References[edit]

  1. ^ Kramer, D.E.; O'Connell, V.M. (1986). "Guide to northeast Pacific rockfishes". Marien Advisory Bulletin. Alaska Sea Grant College Program, University of Alaska Fairbanks (25).
  2. ^ a b c d Heifetz, J.; Clausen, D.M. (1991). "Slope rockfish". Stock assessment and fishery evaluation report for the 1992 Gulf of Alaska groundfish fishery. N. Pac. Fish. Manage. Counc., Anchorage, Alaska.: 5:1–5:30.
  3. ^ a b c d e Barber, Elizabeth (3 July 2013). "200-year-old rockfish caught off Alaska coast". The Christian Science Monitor. Retrieved 4 July 2013.

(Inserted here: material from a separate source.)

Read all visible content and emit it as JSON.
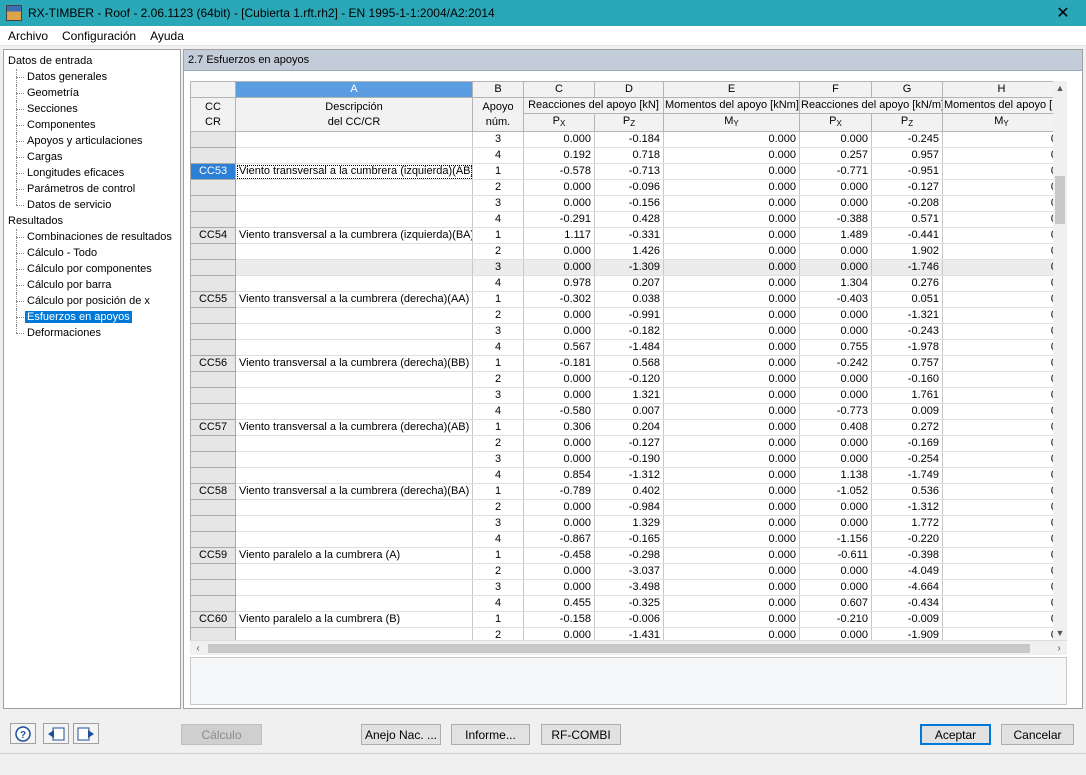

  4. ^ Sebastes spp
  5. ^ Encyclopedia.com Archived April 9, 2007, at the Wayback Machine. (Heifetz report archived at Wayback Machine)
  6. ^ a b c Hesse, Tom (25 June 2013). "Record-Sized Rockfish May Also be the Oldest". Daily Sitka Sentinel. Retrieved 4 July 2013.
  7. ^ Century-old fish found off Alaska BBC News, 2007-04-06. Retrieved 2007-04-07.
  8. ^ The Sideshow (July 2, 2013). "Man catches 200-year-old, 40-pound fish". News.Yahoo.com. Retrieved 2013-07-09.
  9. ^ Photo in the News: Century-Old Fish Caught in Alaska National Geographic, 2007-04-06. Retrieved 2007-04-07
  10. ^ Joling, Dan (2007-04-06). "Fishermen catch big, old Alaska rockfish". Yahoo! News. Yahoo! Inc. Archived from the original on 2007-04-08. Retrieved 2007-04-09.
  11. ^ Pooch, Andrew (5 July 2013). "Record "Old" Rockfish Aged at 64 Years". Angling Unlimited.

External links[edit]